### What is expected
Please restate the lines shown below exactly, every one of them.

Element data from apps and pages

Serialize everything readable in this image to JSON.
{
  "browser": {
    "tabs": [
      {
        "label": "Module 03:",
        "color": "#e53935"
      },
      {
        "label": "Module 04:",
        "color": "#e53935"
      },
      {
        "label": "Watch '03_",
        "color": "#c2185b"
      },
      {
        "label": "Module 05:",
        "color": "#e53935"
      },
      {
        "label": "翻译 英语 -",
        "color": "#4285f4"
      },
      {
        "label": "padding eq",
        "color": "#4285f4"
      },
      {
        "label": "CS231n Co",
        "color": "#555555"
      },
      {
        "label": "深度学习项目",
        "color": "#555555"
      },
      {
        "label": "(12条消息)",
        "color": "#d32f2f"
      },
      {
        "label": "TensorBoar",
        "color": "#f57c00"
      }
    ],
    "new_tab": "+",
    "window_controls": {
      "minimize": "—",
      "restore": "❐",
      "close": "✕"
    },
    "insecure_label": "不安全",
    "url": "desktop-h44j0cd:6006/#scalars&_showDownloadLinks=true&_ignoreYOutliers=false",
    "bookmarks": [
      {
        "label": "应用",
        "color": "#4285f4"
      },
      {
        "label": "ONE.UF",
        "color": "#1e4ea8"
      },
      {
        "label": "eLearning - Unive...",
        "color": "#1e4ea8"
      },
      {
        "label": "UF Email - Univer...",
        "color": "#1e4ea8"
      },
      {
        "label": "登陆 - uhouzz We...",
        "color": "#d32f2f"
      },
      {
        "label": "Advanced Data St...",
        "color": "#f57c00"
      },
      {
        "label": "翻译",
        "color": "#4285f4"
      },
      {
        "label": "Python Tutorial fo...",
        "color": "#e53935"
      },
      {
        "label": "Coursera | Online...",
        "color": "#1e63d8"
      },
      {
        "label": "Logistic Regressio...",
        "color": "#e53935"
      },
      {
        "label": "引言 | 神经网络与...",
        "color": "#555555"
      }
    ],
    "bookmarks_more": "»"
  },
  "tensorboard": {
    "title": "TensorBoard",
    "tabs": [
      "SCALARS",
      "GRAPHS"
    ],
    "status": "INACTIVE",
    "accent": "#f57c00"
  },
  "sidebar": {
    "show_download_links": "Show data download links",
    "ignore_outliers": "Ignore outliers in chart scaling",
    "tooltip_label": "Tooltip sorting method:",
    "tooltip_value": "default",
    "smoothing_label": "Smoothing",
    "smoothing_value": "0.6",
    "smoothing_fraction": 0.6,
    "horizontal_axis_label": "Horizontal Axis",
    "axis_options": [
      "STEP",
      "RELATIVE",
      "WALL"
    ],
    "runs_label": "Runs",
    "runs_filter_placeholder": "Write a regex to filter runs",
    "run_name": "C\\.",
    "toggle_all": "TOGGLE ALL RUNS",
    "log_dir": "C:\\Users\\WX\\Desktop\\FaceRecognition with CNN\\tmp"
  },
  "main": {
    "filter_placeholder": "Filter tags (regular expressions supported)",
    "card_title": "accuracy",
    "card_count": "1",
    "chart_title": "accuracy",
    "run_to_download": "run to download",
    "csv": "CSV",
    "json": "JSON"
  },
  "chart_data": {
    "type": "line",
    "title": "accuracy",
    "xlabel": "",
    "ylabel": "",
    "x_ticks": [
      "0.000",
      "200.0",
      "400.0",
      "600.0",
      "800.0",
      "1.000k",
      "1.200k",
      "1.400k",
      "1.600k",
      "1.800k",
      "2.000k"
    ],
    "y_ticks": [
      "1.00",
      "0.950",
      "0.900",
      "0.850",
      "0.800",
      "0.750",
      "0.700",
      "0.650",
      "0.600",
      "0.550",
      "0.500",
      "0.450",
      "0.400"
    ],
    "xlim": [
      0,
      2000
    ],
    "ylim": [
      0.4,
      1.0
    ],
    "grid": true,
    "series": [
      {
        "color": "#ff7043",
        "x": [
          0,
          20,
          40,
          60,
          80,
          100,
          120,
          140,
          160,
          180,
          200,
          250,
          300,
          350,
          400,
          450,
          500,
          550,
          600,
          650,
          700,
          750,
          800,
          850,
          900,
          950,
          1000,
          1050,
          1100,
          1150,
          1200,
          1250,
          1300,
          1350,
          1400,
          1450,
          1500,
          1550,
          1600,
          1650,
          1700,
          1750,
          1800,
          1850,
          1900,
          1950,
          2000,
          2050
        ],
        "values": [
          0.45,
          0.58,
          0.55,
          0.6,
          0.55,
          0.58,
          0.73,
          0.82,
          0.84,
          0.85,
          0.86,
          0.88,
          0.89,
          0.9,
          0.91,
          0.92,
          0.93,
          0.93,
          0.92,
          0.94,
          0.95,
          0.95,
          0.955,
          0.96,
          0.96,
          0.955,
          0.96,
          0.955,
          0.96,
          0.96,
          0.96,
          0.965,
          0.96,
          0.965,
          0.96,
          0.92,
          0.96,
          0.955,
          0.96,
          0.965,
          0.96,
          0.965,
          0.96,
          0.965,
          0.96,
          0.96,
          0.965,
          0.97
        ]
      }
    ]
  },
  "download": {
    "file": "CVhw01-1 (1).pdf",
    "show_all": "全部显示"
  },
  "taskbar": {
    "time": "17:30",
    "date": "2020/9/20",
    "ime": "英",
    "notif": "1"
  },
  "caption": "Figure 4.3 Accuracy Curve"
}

### Exercise answer
Serialize everything readable in this image to JSON.
{
  "browser": {
    "tabs": [
      {
        "label": "Module 03:",
        "color": "#e53935"
      },
      {
        "label": "Module 04:",
        "color": "#e53935"
      },
      {
        "label": "Watch '03_",
        "color": "#c2185b"
      },
      {
        "label": "Module 05:",
        "color": "#e53935"
      },
      {
        "label": "翻译 英语 -",
        "color": "#4285f4"
      },
      {
        "label": "padding eq",
        "color": "#4285f4"
      },
      {
        "label": "CS231n Co",
        "color": "#555555"
      },
      {
        "label": "深度学习项目",
        "color": "#555555"
      },
      {
        "label": "(12条消息)",
        "color": "#d32f2f"
      },
      {
        "label": "TensorBoar",
        "color": "#f57c00"
      }
    ],
    "new_tab": "+",
    "window_controls": {
      "minimize": "—",
      "restore": "❐",
      "close": "✕"
    },
    "insecure_label": "不安全",
    "url": "desktop-h44j0cd:6006/#scalars&_showDownloadLinks=true&_ignoreYOutliers=false",
    "bookmarks": [
      {
        "label": "应用",
        "color": "#4285f4"
      },
      {
        "label": "ONE.UF",
        "color": "#1e4ea8"
      },
      {
        "label": "eLearning - Unive...",
        "color": "#1e4ea8"
      },
      {
        "label": "UF Email - Univer...",
        "color": "#1e4ea8"
      },
      {
        "label": "登陆 - uhouzz We...",
        "color": "#d32f2f"
      },
      {
        "label": "Advanced Data St...",
        "color": "#f57c00"
      },
      {
        "label": "翻译",
        "color": "#4285f4"
      },
      {
        "label": "Python Tutorial fo...",
        "color": "#e53935"
      },
      {
        "label": "Coursera | Online...",
        "color": "#1e63d8"
      },
      {
        "label": "Logistic Regressio...",
        "color": "#e53935"
      },
      {
        "label": "引言 | 神经网络与...",
        "color": "#555555"
      }
    ],
    "bookmarks_more": "»"
  },
  "tensorboard": {
    "title": "TensorBoard",
    "tabs": [
      "SCALARS",
      "GRAPHS"
    ],
    "status": "INACTIVE",
    "accent": "#f57c00"
  },
  "sidebar": {
    "show_download_links": "Show data download links",
    "ignore_outliers": "Ignore outliers in chart scaling",
    "tooltip_label": "Tooltip sorting method:",
    "tooltip_value": "default",
    "smoothing_label": "Smoothing",
    "smoothing_value": "0.6",
    "smoothing_fraction": 0.6,
    "horizontal_axis_label": "Horizontal Axis",
    "axis_options": [
      "STEP",
      "RELATIVE",
      "WALL"
    ],
    "runs_label": "Runs",
    "runs_filter_placeholder": "Write a regex to filter runs",
    "run_name": "C\\.",
    "toggle_all": "TOGGLE ALL RUNS",
    "log_dir": "C:\\Users\\WX\\Desktop\\FaceRecognition with CNN\\tmp"
  },
  "main": {
    "filter_placeholder": "Filter tags (regular expressions supported)",
    "card_title": "accuracy",
    "card_count": "1",
    "chart_title": "accuracy",
    "run_to_download": "run to download",
    "csv": "CSV",
    "json": "JSON"
  },
  "chart_data": {
    "type": "line",
    "title": "accuracy",
    "xlabel": "",
    "ylabel": "",
    "x_ticks": [
      "0.000",
      "200.0",
      "400.0",
      "600.0",
      "800.0",
      "1.000k",
      "1.200k",
      "1.400k",
      "1.600k",
      "1.800k",
      "2.000k"
    ],
    "y_ticks": [
      "1.00",
      "0.950",
      "0.900",
      "0.850",
      "0.800",
      "0.750",
      "0.700",
      "0.650",
      "0.600",
      "0.550",
      "0.500",
      "0.450",
      "0.400"
    ],
    "xlim": [
      0,
      2000
    ],
    "ylim": [
      0.4,
      1.0
    ],
    "grid": true,
    "series": [
      {
        "color": "#ff7043",
        "x": [
          0,
          20,
          40,
          60,
          80,
          100,
          120,
          140,
          160,
          180,
          200,
          250,
          300,
          350,
          400,
          450,
          500,
          550,
          600,
          650,
          700,
          750,
          800,
          850,
          900,
          950,
          1000,
          1050,
          1100,
          1150,
          1200,
          1250,
          1300,
          1350,
          1400,
          1450,
          1500,
          1550,
          1600,
          1650,
          1700,
          1750,
          1800,
          1850,
          1900,
          1950,
          2000,
          2050
        ],
        "values": [
          0.45,
          0.58,
          0.55,
          0.6,
          0.55,
          0.58,
          0.73,
          0.82,
          0.84,
          0.85,
          0.86,
          0.88,
          0.89,
          0.9,
          0.91,
          0.92,
          0.93,
          0.93,
          0.92,
          0.94,
          0.95,
          0.95,
          0.955,
          0.96,
          0.96,
          0.955,
          0.96,
          0.955,
          0.96,
          0.96,
          0.96,
          0.965,
          0.96,
          0.965,
          0.96,
          0.92,
          0.96,
          0.955,
          0.96,
          0.965,
          0.96,
          0.965,
          0.96,
          0.965,
          0.96,
          0.96,
          0.965,
          0.97
        ]
      }
    ]
  },
  "download": {
    "file": "CVhw01-1 (1).pdf",
    "show_all": "全部显示"
  },
  "taskbar": {
    "time": "17:30",
    "date": "2020/9/20",
    "ime": "英",
    "notif": "1"
  },
  "caption": "Figure 4.3 Accuracy Curve"
}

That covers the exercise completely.